The Winning Side?
This morning, my pastor, Stephen Heinzel-Nelson, preached on Revelation 21:1-5. He started out by asking, "If you knew, with absolute certainty, who was going to win the World Series next year, would it change your behavior?" The point he was making was that, through the writings in the book of Revelation, we know that God wins. And, because God wins, God's people win. So we should look to that "end state" and live our lives accordingly.
Before I go any further, let me say that I have a great deal of respect for Dr. Heinzel-Nelson. Even though I think we probably disagree on some points of theology, I think he takes his positions thoughtfully and prayerfully, and with respect for others. I hope, in fact, that this post isn't taken as a criticism of Dr. Heinzel-Nelson at all. The fact that his sermon is good enough to get me thinking, and trying to explore it further, is instead a praise of him and what he's able to do to help me in my own spiritual growth. Now, of course, having said that ...

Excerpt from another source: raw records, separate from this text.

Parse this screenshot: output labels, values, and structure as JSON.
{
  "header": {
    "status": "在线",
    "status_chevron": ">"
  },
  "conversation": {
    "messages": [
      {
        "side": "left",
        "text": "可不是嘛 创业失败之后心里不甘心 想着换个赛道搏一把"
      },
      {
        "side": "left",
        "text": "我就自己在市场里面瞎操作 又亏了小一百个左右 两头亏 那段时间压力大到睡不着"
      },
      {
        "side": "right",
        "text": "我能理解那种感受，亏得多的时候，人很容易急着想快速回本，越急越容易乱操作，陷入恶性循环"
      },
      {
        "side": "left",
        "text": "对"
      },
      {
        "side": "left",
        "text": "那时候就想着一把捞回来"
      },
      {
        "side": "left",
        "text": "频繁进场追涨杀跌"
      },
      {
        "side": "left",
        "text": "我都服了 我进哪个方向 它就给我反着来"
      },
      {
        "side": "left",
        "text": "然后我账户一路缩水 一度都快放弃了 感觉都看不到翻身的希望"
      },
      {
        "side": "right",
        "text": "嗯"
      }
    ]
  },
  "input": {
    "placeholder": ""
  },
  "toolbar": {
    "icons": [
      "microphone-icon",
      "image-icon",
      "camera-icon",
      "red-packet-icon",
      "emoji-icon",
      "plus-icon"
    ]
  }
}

While I agree fully with the intention of what he's saying, I have a problem with how it's being said. To use his example ... yes, I think behavior would change if people knew the outcome of next year's World Series, but not in the way I think he's implying. A large part of the joy of being a fan of a game is encouraging your team, cheering when they prevail, and suffering with them when they don't. If you knew ahead of time that your team would win (or lose) then I think that there would be a great deal less interest and enthusiasm on the part of the fans. The only people I think would would show more enthusiasm would be those who want to profit from the outcome - gamblers and bookmakers, rather than those who care about the team itself.

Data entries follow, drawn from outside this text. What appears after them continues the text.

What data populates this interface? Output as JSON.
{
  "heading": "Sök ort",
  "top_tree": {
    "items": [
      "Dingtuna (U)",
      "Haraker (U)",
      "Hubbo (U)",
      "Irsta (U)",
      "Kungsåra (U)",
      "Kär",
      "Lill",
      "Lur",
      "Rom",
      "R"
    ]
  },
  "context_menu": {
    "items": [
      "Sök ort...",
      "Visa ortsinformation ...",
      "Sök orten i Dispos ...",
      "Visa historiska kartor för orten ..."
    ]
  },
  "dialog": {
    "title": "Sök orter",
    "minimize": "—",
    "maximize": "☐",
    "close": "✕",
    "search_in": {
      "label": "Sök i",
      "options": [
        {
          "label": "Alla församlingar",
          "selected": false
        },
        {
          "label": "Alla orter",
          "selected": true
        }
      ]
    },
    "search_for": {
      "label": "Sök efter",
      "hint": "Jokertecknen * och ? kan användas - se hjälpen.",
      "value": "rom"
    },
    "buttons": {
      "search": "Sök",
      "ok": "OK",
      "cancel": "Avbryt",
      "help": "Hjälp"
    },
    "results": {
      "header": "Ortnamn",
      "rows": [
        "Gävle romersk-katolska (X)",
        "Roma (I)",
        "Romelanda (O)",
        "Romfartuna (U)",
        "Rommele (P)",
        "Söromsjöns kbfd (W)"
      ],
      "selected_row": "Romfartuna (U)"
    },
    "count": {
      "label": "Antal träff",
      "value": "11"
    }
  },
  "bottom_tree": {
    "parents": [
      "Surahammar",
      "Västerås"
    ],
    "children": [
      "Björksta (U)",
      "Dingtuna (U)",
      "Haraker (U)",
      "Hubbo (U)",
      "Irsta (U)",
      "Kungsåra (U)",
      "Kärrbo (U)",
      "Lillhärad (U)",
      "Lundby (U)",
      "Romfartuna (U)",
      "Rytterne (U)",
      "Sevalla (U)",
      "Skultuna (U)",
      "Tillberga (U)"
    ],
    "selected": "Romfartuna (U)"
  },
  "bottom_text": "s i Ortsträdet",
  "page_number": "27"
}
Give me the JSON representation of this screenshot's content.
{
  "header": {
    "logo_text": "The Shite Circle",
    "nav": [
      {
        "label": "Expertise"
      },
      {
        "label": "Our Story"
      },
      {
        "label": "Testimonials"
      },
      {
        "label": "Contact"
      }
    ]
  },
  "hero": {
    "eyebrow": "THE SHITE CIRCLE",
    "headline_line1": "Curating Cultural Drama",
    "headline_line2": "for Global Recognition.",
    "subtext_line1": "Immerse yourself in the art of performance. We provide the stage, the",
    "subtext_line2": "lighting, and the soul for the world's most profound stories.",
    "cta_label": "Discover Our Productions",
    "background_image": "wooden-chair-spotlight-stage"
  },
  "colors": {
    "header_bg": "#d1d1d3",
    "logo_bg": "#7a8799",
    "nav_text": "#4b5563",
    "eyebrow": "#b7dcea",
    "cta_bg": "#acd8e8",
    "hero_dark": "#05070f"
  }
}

I think a better way to look at this would be that the "end state" discussed in in Revelation is, rather than an immutable fact, an end goal. We can believe that there will be a "New Heaven and New Earth" but, rather than it being a fixed point in time, like the World Series or the Super Bowl, it is instead a goal that will be reached through God's people working toward it. Rather that "God wins, so God's people win," I would say something like "God wins through God's people winning."

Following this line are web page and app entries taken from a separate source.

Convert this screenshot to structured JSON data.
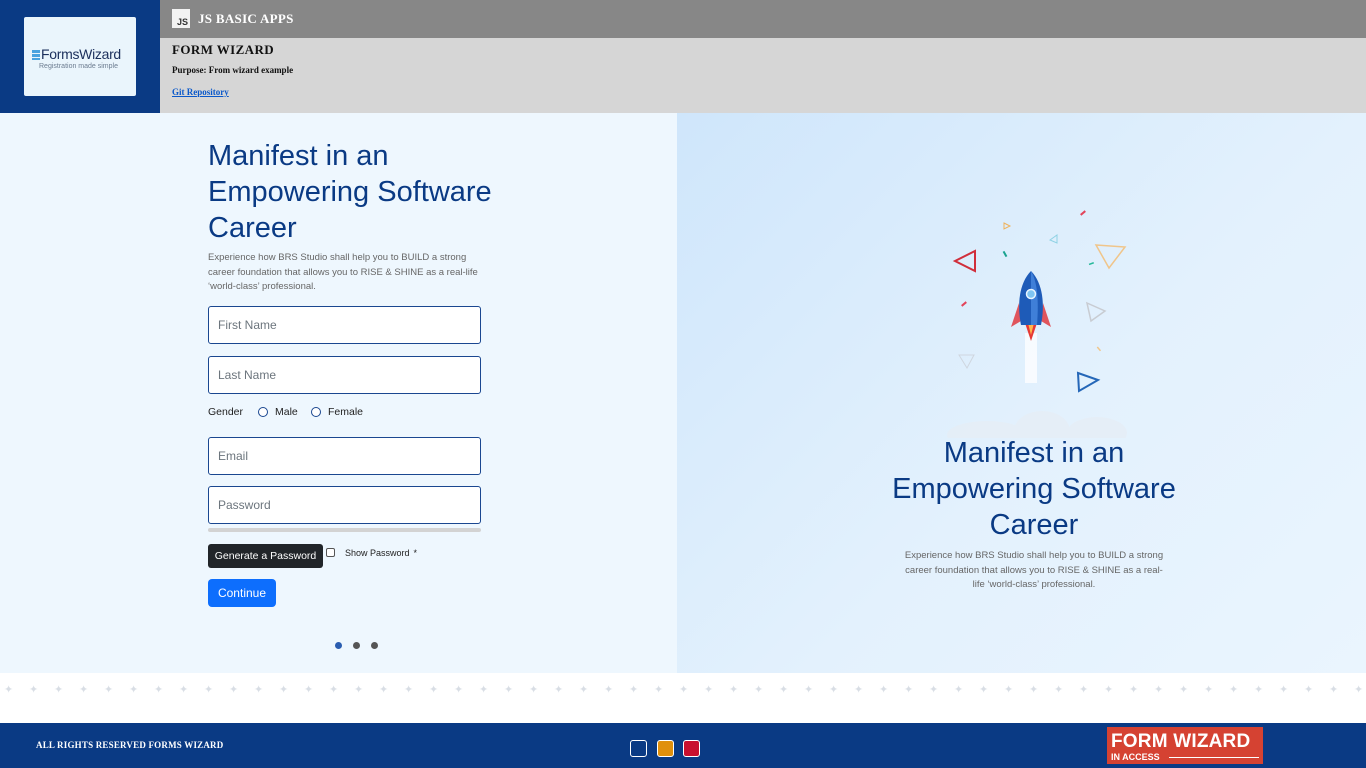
{
  "header": {
    "logo": {
      "brand": "FormsWizard",
      "tagline": "Registration made simple"
    },
    "top_bar": {
      "badge": "JS",
      "app_name": "JS BASIC APPS"
    },
    "sub_bar": {
      "title": "FORM WIZARD",
      "purpose": "Purpose: From wizard example",
      "link_label": "Git Repository"
    }
  },
  "form_panel": {
    "title": "Manifest in an Empowering Software Career",
    "description": "Experience how BRS Studio shall help you to BUILD a strong career foundation that allows you to RISE & SHINE as a real-life ‘world-class’ professional.",
    "first_name": {
      "placeholder": "First Name",
      "value": ""
    },
    "last_name": {
      "placeholder": "Last Name",
      "value": ""
    },
    "gender": {
      "label": "Gender",
      "options": [
        "Male",
        "Female"
      ],
      "selected": null
    },
    "email": {
      "placeholder": "Email",
      "value": ""
    },
    "password": {
      "placeholder": "Password",
      "value": "",
      "strength": 0
    },
    "generate_label": "Generate a Password",
    "show_password_label": "Show Password",
    "required_marker": "*",
    "continue_label": "Continue",
    "steps": {
      "total": 3,
      "current": 1
    }
  },
  "promo_panel": {
    "title": "Manifest in an Empowering Software Career",
    "description": "Experience how BRS Studio shall help you to BUILD a strong career foundation that allows you to RISE & SHINE as a real-life ‘world-class’ professional.",
    "illustration": "rocket-launch"
  },
  "footer": {
    "copyright": "ALL RIGHTS RESERVED FORMS WIZARD",
    "theme_swatches": [
      "#0a3a84",
      "#e0900c",
      "#c8102e"
    ],
    "badge": {
      "title": "FORM WIZARD",
      "subtitle": "IN ACCESS"
    }
  },
  "colors": {
    "brand_navy": "#0a3a84",
    "primary_button": "#0d6efd",
    "dark_button": "#212529",
    "badge_red": "#d54232"
  }
}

I'm sure that some would say this takes away from the supreme sovereignty of God. I disagree. God is still in control. But God wants US to be a partner in that victory, not someone who sits on the sidelines. And so we try, and fail, and try, and fail, all the while moving closer to that end goal.
Any thoughts? Am I way out in left field here? Oh, and in the spirit of full disclosure, I should mention that I was slightly "miffed" at Stephen this morning, because, prior to the start of the service, he spent a little time on "Worship Etiquette" which included turning off all electronic devices. I happen to use my iPad as a part of the service, not to distract from it, so I felt a little "put out" by that. ;)